BOULDER, Colorado—A few years ago STR Analytics did an analysis of U.S. hotel closures and the demographics that encapsulate this group of properties. Since then, the STR census database recorded an additional 1,400 hotel closures, a significant enough number to warrant updating the analysis.
In this current analysis, we were able to compile data on more than 7,900 closed properties. The basic stats include:
7,919 hotels from all 50 states;
average room count: 80;
more than 45 brands represented as of the date of closing; and
average life span: 34 years.
It should be noted that complete census information was not available for every property, so the following charts reflect the results only from properties containing that particular data field.
Digging into the numbers reveals some interesting highlights:
(Note, the pre-2011 chain scale classifications were used, since most hotels closed prior to this point and thus were never classified under the new scale system).
As one might expect, most of the closures represented independents, with economy properties a distant second. Very few closures came at the high end of the spectrum.
This one is a bit surprising. Nearly 13% of all the closures were for properties 10 years old or younger. Clearly some properties were victims of natural disasters (Hurricane Katrina, Superstorm Sandy, etc.), but that's still a pretty big number. For the properties that closed when they were 10 years old or younger, most of the closures occurred during 2004 and 2005.
Geographically speaking, the largest amount of closures occurred in the Southeast (speaking of Katrina and hurricanes...). The often-humid climate in that area also lends itself to mold, which could be the culprit for some of the properties that closed.

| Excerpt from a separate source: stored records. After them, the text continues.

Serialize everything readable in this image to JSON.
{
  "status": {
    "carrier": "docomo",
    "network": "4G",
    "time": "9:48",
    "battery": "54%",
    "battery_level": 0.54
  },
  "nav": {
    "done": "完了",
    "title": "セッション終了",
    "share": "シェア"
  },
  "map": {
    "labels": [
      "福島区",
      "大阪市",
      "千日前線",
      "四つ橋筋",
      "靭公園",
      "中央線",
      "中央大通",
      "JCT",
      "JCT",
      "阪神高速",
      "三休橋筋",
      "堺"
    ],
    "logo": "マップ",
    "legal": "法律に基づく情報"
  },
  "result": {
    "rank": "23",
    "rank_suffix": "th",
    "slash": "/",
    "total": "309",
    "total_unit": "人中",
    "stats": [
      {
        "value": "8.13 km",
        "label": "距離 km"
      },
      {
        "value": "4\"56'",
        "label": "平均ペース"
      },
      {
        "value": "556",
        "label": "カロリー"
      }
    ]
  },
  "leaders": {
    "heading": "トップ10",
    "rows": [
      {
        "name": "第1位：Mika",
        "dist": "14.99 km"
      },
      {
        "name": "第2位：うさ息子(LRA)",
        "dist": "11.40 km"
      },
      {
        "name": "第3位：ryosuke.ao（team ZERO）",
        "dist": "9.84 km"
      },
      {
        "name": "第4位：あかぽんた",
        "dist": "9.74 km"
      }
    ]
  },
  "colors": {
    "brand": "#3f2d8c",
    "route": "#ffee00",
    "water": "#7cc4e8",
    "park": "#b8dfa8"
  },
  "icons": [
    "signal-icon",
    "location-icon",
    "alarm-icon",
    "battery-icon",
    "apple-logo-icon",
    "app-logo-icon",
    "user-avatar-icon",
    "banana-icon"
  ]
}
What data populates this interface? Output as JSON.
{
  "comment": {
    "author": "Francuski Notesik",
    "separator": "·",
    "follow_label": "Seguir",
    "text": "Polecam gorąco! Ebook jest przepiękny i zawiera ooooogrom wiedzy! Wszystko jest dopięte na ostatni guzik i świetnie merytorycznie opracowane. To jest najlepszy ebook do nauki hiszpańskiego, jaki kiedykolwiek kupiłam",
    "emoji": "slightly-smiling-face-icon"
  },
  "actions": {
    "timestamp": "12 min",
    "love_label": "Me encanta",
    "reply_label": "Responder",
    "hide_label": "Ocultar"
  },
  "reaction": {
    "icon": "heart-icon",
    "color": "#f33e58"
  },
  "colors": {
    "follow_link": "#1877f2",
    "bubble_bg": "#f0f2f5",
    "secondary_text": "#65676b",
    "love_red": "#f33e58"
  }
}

Most closures happened in suburban or small metro locations. In terms of property size and price tier, most of the closures represented small (20- to-50-room) budget properties, most of which were independents (aka “mom and pop”-type establishments).
One could surmise a lot of these were single-ownership family ventures, where perhaps the owners decided to sell (or were foreclosed upon) and the property was worth more as an adaptive reuse rather than as a going concern.
Here's another surprising one:
The plurality of closed hotels only ever had one brand name (or remained independent) during their lifecycles. Several had two, but beyond that the numbers dwindle. (It would be interesting to know the stories behind the handful of hotels that went through seven names).
We would have guessed that two names would have been the majority of the cases, thinking that if one brand wasn't working, a property owner would have tried another brand or switched to independent. But that assumption is predicated on a second assumption that a closed property means it failed, which certainly doesn't have to be the case. Many properties that close still make debt services, but if the land is worth more with another use on it, market forces will push for an adaptive reuse. Ninety-four percent of the properties that had only one affiliation and then closed were independent hotels.
Finally, we looked at when these properties closed. We focused on the period from 1985 to the present, as this represents more than 90% of the closures.
Click chart to enlarge.
There was a big spike in 2005. Again, it's easy to blame Hurricane Katrina here, but only a quarter of the properties that closed that year were located in the South Atlantic region. And the number of closures had been steadily creeping up before that point, anyway. If you take a look at (seasonally-adjusted) revenue per available room from 2000 to 2005, it was almost unchanged. Yet owners who financed their properties in 2000 were paying a relatively steep interest rate. With cheaper money available in 2005, a mom-and-pop hotel owner was just as likely to sell a struggling property to a speculator rather than refinance and pray for the best.
The trend of closures here follows roughly the same pattern of hotel sales in general, with the peak also occurring in 2005 and then declining sharply after 2007. So, assuming that a portion of all hotel sales end up as adaptive reuse projects, the trend line above can be explained as a simple correlation.